It’s been one to forget even though Abreu made his second All-Star team. He went through a prolonged slump leading to the All-Star Game, and after getting untracked Abreu underwent emergency testicular torsion surgery. Having no minor league rehab games to get his swing back, he struggled when he returned but was sidelined again with an infection on his right thigh.
Abreu will finish .265/.325/.473 hitting line with 22 homers and 78 RBI, falling three homers short of becoming the ninth player to hit 25 in his first five seasons. He played his 128th and last game Sept. 16 in Baltimore. In his first four seasons, Abreu played in 145, 154, 159 and 156 games, never wanting a day off.
“It is disappointing,” Abreu said through translator Billy Russo. “That is not the way I wanted to end the season, but you know what, like I always said, God does things for a reason and you have to take it.”
Abreu, who will be 32 in the final year of his contract next season, repeated that he wants to play his entire career with the Sox.
“That’s a discussion I’ve been having with my family, and that’s what we all want, just to be part of this organization for my whole career,” he said.
General manager Rick Hahn said Wednesday that decisions have to be made on both Abreu and Avisail Garcia, who can become free agents one year from now. Garcia has been limited to 89 games because of hamstring and knee problems and will have arthroscopic knee surgery Tuesday.
“We know from the track record of performance what these players are capable of doing and can project with some level of certainty, given the health of each of them, what it’s going to look like going forward,” Hahn said. “We don’t need to make long-term decisions on either just yet.”
Bullpen night, plight

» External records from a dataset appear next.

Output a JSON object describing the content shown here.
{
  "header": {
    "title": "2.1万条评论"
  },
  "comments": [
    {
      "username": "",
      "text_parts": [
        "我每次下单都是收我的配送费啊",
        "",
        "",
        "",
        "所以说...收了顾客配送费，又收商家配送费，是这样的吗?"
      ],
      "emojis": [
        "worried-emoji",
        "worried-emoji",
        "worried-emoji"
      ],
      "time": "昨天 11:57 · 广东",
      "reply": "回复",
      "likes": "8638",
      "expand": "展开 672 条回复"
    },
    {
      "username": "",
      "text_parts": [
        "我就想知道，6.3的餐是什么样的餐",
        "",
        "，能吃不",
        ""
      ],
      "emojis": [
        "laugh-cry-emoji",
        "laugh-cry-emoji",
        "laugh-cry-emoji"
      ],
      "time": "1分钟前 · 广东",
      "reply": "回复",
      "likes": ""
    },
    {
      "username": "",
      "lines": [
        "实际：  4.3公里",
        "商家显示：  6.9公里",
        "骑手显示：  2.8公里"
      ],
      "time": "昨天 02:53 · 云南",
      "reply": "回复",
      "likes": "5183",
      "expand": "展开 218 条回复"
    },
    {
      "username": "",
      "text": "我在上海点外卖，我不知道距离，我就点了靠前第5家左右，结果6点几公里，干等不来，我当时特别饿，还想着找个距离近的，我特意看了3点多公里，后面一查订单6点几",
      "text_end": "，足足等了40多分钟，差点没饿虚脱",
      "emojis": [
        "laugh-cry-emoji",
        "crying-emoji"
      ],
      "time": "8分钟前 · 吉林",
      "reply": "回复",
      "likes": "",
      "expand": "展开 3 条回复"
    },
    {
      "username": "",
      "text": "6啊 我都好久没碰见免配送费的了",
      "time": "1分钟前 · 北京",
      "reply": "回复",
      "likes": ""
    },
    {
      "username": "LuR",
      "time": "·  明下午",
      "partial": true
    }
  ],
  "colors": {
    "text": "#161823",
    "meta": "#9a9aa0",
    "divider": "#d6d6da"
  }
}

Lefty reliever Jace Fry got his first career start on a bullpen night for the Sox in their home season finale against the Indians and gave up a leadoff home run to Francisco Lindor, and it was pretty much downhill from there for the pen in a 10-2 loss to the Indians.
The Indians built a 10-0 lead in the sixth inning scoring against Aaron Bummer (one run), Ryan Burr (five) and Jeanmar Gomez (three).
The Sox did not get a hit off Indians starter Shane Bieber, until Yoan Moncada bounced a high chopper off the plate to the mound for a single in the fifth inning, and did not score until the ninth on RBI singles by Kevan Smith and Adam Engel.
Moncada (2-for-4) struck out twice, hiking his major league total to 214, nine shy of the major league record held by Mark Reynolds (2009 Rockies).
The Sox were headed to their ninth loss in the last 11 at home and a 30-51 record, the third-worst behind the Orioles, 27-50 through Tuesday; and San Diego, 29-49. The Sox had their fourth-worst home record in club history, ahead of 1948 (27-48), 1932 (28-49) and 1970 (31-53).
Manager Rick Renteria donated 200 tickets to children who were treated at Hennepin County Medical Center in Minneapolis for Sunday’s game at the Twins. It’s a thank you to staff involved in his care while he was a patient there last month. Renteria missed four games undergoing tests for lightheadedness.
A Fan Appreciation Night paid crowd of 25,598 hiked the season total to 1,608,582. Many of them stayed for postgame fireworks and cheered loudly for the Sox runs in the ninth.
The Sox drew 1,629,093 last season.